(Information shown begins)

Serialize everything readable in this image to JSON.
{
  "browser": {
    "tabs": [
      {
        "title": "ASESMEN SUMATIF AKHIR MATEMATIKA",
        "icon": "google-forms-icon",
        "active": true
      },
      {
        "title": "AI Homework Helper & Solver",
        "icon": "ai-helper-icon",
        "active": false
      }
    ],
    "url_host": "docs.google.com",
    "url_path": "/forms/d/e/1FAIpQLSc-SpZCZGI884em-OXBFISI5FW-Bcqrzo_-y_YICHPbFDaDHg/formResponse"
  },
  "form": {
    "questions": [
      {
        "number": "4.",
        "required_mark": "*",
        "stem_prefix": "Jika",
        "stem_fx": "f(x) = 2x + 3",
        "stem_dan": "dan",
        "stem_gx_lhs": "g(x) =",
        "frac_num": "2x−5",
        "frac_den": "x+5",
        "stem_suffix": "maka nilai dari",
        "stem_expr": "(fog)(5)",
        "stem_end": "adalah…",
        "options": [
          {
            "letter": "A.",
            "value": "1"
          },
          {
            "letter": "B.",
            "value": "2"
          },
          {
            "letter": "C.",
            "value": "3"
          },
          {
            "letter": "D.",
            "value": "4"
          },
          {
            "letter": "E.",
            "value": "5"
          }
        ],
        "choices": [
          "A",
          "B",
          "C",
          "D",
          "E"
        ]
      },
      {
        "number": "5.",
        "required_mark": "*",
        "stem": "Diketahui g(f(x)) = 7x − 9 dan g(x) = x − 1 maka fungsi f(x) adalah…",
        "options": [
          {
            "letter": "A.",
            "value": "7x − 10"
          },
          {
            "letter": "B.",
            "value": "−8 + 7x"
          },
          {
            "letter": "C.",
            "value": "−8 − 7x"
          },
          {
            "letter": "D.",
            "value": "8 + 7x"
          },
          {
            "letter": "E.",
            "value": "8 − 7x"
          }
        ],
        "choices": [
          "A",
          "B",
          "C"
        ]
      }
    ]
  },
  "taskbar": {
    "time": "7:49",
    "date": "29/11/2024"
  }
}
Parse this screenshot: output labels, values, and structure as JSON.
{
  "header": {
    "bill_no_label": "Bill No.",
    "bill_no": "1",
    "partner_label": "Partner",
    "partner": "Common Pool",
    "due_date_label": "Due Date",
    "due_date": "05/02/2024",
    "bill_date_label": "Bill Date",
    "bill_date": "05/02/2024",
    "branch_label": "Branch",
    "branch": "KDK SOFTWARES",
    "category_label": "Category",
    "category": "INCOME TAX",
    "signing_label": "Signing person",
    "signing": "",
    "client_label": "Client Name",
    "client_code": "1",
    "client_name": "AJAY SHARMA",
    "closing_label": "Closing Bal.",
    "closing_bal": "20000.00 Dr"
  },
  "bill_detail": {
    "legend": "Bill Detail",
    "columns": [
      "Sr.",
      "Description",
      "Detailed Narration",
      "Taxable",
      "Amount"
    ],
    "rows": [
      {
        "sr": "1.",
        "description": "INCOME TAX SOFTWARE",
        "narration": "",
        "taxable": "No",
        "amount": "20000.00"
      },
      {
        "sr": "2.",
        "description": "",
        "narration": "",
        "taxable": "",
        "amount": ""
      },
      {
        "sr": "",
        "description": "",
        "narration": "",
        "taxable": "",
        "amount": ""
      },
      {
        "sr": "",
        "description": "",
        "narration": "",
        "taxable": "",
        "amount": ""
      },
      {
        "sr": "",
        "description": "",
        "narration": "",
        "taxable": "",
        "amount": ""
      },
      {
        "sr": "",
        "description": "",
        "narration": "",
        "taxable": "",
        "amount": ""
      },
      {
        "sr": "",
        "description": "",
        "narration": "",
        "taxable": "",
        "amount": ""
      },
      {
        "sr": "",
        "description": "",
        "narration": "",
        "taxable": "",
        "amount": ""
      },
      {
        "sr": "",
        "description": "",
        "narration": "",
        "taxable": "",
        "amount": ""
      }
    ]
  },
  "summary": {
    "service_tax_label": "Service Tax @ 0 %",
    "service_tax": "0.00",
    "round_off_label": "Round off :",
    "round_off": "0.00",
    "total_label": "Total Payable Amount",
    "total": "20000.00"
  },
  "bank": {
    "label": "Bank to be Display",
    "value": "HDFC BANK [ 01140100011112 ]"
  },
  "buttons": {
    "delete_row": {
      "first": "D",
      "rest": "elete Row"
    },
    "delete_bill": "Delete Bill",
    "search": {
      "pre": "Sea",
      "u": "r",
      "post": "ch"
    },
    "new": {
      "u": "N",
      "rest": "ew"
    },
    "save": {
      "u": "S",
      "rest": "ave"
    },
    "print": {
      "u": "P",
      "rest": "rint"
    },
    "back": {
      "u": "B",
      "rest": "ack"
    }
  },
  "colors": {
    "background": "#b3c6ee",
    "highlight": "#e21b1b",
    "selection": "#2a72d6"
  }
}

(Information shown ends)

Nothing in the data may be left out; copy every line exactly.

Serialize everything readable in this image to JSON.
{
  "browser": {
    "tabs": [
      {
        "title": "ASESMEN SUMATIF AKHIR MATEMATIKA",
        "icon": "google-forms-icon",
        "active": true
      },
      {
        "title": "AI Homework Helper & Solver",
        "icon": "ai-helper-icon",
        "active": false
      }
    ],
    "url_host": "docs.google.com",
    "url_path": "/forms/d/e/1FAIpQLSc-SpZCZGI884em-OXBFISI5FW-Bcqrzo_-y_YICHPbFDaDHg/formResponse"
  },
  "form": {
    "questions": [
      {
        "number": "4.",
        "required_mark": "*",
        "stem_prefix": "Jika",
        "stem_fx": "f(x) = 2x + 3",
        "stem_dan": "dan",
        "stem_gx_lhs": "g(x) =",
        "frac_num": "2x−5",
        "frac_den": "x+5",
        "stem_suffix": "maka nilai dari",
        "stem_expr": "(fog)(5)",
        "stem_end": "adalah…",
        "options": [
          {
            "letter": "A.",
            "value": "1"
          },
          {
            "letter": "B.",
            "value": "2"
          },
          {
            "letter": "C.",
            "value": "3"
          },
          {
            "letter": "D.",
            "value": "4"
          },
          {
            "letter": "E.",
            "value": "5"
          }
        ],
        "choices": [
          "A",
          "B",
          "C",
          "D",
          "E"
        ]
      },
      {
        "number": "5.",
        "required_mark": "*",
        "stem": "Diketahui g(f(x)) = 7x − 9 dan g(x) = x − 1 maka fungsi f(x) adalah…",
        "options": [
          {
            "letter": "A.",
            "value": "7x − 10"
          },
          {
            "letter": "B.",
            "value": "−8 + 7x"
          },
          {
            "letter": "C.",
            "value": "−8 − 7x"
          },
          {
            "letter": "D.",
            "value": "8 + 7x"
          },
          {
            "letter": "E.",
            "value": "8 − 7x"
          }
        ],
        "choices": [
          "A",
          "B",
          "C"
        ]
      }
    ]
  },
  "taskbar": {
    "time": "7:49",
    "date": "29/11/2024"
  }
}
Parse this screenshot: output labels, values, and structure as JSON.
{
  "header": {
    "bill_no_label": "Bill No.",
    "bill_no": "1",
    "partner_label": "Partner",
    "partner": "Common Pool",
    "due_date_label": "Due Date",
    "due_date": "05/02/2024",
    "bill_date_label": "Bill Date",
    "bill_date": "05/02/2024",
    "branch_label": "Branch",
    "branch": "KDK SOFTWARES",
    "category_label": "Category",
    "category": "INCOME TAX",
    "signing_label": "Signing person",
    "signing": "",
    "client_label": "Client Name",
    "client_code": "1",
    "client_name": "AJAY SHARMA",
    "closing_label": "Closing Bal.",
    "closing_bal": "20000.00 Dr"
  },
  "bill_detail": {
    "legend": "Bill Detail",
    "columns": [
      "Sr.",
      "Description",
      "Detailed Narration",
      "Taxable",
      "Amount"
    ],
    "rows": [
      {
        "sr": "1.",
        "description": "INCOME TAX SOFTWARE",
        "narration": "",
        "taxable": "No",
        "amount": "20000.00"
      },
      {
        "sr": "2.",
        "description": "",
        "narration": "",
        "taxable": "",
        "amount": ""
      },
      {
        "sr": "",
        "description": "",
        "narration": "",
        "taxable": "",
        "amount": ""
      },
      {
        "sr": "",
        "description": "",
        "narration": "",
        "taxable": "",
        "amount": ""
      },
      {
        "sr": "",
        "description": "",
        "narration": "",
        "taxable": "",
        "amount": ""
      },
      {
        "sr": "",
        "description": "",
        "narration": "",
        "taxable": "",
        "amount": ""
      },
      {
        "sr": "",
        "description": "",
        "narration": "",
        "taxable": "",
        "amount": ""
      },
      {
        "sr": "",
        "description": "",
        "narration": "",
        "taxable": "",
        "amount": ""
      },
      {
        "sr": "",
        "description": "",
        "narration": "",
        "taxable": "",
        "amount": ""
      }
    ]
  },
  "summary": {
    "service_tax_label": "Service Tax @ 0 %",
    "service_tax": "0.00",
    "round_off_label": "Round off :",
    "round_off": "0.00",
    "total_label": "Total Payable Amount",
    "total": "20000.00"
  },
  "bank": {
    "label": "Bank to be Display",
    "value": "HDFC BANK [ 01140100011112 ]"
  },
  "buttons": {
    "delete_row": {
      "first": "D",
      "rest": "elete Row"
    },
    "delete_bill": "Delete Bill",
    "search": {
      "pre": "Sea",
      "u": "r",
      "post": "ch"
    },
    "new": {
      "u": "N",
      "rest": "ew"
    },
    "save": {
      "u": "S",
      "rest": "ave"
    },
    "print": {
      "u": "P",
      "rest": "rint"
    },
    "back": {
      "u": "B",
      "rest": "ack"
    }
  },
  "colors": {
    "background": "#b3c6ee",
    "highlight": "#e21b1b",
    "selection": "#2a72d6"
  }
}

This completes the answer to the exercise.